Problem statement =
Go through the entries below and work out how many lines include "выписок". Answer with the number only.

Study material =
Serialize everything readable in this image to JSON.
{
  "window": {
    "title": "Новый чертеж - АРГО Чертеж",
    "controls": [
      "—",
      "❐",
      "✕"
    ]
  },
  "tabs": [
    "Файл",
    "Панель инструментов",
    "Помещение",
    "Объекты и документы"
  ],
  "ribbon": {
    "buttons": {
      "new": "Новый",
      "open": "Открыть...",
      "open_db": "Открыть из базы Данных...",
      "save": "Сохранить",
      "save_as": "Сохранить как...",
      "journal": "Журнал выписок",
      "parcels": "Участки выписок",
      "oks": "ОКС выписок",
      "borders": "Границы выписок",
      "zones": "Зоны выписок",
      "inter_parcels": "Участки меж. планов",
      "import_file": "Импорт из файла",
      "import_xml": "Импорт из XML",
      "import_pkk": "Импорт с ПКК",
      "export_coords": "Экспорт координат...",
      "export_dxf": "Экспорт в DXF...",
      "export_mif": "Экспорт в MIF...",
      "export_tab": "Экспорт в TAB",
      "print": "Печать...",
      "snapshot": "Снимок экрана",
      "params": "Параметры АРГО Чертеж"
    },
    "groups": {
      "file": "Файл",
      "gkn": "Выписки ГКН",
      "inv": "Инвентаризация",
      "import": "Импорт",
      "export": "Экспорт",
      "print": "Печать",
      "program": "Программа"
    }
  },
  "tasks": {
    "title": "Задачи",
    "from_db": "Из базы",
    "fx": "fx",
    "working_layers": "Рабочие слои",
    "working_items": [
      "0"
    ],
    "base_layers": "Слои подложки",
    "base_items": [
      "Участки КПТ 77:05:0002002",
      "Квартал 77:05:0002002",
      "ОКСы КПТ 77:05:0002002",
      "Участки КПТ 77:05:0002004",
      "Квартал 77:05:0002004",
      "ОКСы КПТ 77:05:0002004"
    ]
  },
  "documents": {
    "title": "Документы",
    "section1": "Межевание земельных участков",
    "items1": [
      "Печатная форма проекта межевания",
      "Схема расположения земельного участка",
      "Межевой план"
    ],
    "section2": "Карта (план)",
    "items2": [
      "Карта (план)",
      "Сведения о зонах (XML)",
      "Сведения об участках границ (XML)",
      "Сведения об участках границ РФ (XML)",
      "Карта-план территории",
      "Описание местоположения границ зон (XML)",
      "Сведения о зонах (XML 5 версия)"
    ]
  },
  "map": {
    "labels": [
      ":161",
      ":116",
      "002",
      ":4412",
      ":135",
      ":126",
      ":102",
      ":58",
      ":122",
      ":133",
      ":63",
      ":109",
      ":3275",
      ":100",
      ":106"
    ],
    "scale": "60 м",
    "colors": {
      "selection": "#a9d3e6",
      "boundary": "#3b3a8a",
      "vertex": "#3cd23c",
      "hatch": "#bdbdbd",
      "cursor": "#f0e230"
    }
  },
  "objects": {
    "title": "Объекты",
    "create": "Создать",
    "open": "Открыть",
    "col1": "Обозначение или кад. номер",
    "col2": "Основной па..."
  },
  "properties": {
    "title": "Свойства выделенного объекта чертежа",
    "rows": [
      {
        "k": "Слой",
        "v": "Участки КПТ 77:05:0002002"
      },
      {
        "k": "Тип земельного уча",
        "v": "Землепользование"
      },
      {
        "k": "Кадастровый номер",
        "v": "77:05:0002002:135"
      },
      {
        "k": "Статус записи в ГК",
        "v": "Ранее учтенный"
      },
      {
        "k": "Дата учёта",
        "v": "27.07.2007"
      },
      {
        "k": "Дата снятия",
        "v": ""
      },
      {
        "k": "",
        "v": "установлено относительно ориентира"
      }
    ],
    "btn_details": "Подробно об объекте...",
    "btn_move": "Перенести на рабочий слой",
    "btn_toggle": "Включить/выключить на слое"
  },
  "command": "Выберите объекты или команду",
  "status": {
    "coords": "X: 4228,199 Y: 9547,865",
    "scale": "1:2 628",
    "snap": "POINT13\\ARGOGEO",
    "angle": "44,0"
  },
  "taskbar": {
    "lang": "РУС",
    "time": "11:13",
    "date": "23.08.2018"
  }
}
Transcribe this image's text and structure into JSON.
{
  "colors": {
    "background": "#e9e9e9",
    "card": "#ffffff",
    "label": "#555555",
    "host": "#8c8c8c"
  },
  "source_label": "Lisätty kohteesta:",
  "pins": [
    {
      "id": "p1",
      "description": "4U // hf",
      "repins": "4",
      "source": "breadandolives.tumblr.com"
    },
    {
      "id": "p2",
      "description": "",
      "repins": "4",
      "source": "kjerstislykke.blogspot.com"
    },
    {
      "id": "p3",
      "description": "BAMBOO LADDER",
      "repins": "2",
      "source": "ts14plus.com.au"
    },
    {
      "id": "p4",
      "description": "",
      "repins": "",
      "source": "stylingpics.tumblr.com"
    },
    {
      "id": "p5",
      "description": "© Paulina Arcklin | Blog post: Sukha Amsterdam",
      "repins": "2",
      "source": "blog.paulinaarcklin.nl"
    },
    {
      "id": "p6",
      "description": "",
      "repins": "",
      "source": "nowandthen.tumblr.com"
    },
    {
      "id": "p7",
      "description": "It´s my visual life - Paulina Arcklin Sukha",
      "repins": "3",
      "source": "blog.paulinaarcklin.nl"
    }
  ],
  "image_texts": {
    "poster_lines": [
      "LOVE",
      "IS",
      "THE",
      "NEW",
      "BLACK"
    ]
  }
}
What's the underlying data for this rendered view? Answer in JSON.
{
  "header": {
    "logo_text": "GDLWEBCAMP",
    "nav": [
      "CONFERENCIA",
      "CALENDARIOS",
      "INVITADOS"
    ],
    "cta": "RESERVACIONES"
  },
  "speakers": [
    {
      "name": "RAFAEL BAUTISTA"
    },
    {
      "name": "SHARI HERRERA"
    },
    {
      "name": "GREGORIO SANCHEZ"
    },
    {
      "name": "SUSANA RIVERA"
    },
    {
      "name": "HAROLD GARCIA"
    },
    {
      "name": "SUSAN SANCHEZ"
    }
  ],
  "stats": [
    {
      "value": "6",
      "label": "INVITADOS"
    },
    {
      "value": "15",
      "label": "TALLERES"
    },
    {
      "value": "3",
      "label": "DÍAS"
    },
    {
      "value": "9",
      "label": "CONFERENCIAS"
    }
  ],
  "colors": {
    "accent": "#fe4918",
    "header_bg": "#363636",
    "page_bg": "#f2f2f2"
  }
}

Response =
5